I’m a county horticulture Extension agent and I have a weed problem. Not just a couple of weeds in my flower bed, I’m talking the front lawn is now a combination of black medic, spurge, nutsedge, and oxalis. There are about three blades of Centipedegrass for every 5 clumps of weeds. Do I know how to fix it? Sure, but I didn’t take the time to do it before it got bad and now it’s a complete renovation or we just keep it mowed at two inches and call it a diverse groundcover. Think I’m going with the latter option unless I find a couple grand lying around.
I killed a citrus tree. Actually, this is more of an initiation rather than an admission of shame. What new Florida gardener has not planted then killed at least one citrus? I selected a Satsuma for its cold hardiness, but when we got down into the teens I let it fend for itself. Satsumas are cold hardy but not quite THAT hardy.
This last admission is not so much about a lack of gardening skills, but more about winging it when it comes to reading a plat. We have very strange shaped lots in our subdivision. Our house is in a cul-de-sac, and my best description of the shape of our property line is an elongated trapezoid with a half circle entrance. Because our neighbors have fences and the house directly next to us was empty when we moved in we assumed that the fence in the next lot ran along the fenceline. It wasn’t until we were looking to install our own fence that we took a closer look and realized that what we thought was our side yard was not ours. We had spent countless hours clearing, maintaining, and you guessed it installing about 50 trees and shrubs on the neighbor’s land. Thankfully, we figured it out before the house sold and the new owners moved in, but digging up and transplanting all those plants only a year after they were planted was not the ideal management plan. As it turns out our new neighbors would have gladly shared their side yard, but one never knows.

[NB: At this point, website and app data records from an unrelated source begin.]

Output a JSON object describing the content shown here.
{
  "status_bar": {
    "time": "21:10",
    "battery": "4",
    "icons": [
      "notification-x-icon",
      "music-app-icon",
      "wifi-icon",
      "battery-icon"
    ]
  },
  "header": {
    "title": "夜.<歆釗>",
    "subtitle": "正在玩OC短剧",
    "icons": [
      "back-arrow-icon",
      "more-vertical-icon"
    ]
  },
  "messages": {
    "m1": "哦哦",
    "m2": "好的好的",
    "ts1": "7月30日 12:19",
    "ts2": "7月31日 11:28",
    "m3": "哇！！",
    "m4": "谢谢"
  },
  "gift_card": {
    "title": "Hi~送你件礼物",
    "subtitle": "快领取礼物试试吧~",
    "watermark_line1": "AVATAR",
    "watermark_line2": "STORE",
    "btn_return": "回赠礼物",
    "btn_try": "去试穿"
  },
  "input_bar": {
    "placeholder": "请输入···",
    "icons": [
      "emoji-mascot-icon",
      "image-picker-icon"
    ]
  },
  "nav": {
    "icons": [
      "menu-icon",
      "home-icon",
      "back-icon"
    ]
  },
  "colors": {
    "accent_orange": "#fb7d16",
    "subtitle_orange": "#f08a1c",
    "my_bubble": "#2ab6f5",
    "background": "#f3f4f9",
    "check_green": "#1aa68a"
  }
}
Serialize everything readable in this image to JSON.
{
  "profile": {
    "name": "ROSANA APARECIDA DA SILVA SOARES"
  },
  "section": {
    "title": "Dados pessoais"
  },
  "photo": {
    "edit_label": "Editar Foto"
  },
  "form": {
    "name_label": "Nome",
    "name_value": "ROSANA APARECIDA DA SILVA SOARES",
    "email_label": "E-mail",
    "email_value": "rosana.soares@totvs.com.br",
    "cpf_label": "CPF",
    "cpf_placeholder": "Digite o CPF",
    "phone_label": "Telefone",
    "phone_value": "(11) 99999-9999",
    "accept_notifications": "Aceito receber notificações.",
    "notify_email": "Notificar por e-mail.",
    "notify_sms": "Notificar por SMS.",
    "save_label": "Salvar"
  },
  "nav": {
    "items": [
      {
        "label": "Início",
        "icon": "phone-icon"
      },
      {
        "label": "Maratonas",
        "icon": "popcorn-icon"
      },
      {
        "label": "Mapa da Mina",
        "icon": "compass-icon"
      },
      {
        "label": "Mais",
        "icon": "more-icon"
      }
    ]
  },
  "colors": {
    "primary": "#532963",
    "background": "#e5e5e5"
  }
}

So, when you call for help and I ask a million questions, don’t be embarrassed to tell me what you did to your yard. After all, if it’s a gardening mistake I’ve been there and done that.
Julie McConnell is the Horticulture Agent with UF/IFAS Extension Bay County in Panama City. You can reach her at 850-784-6105 or firstname.lastname@example.org. To learn more about these topics and upcoming events please visit http://blogs.ifas.ufl.edu/bayco or follow us on Facebook UF IFAS Extension Bay County.
An Equal Opportunity Institution. UF/IFAS Extension, University of Florida, Institute of Food and Agricultural Sciences, Nick T. Place, dean for UF/IFAS Extension. Single copies of UF/IFAS Extension publications (excluding 4-H and youth publications) are available free to Florida residents from county UF/IFAS Extension offices.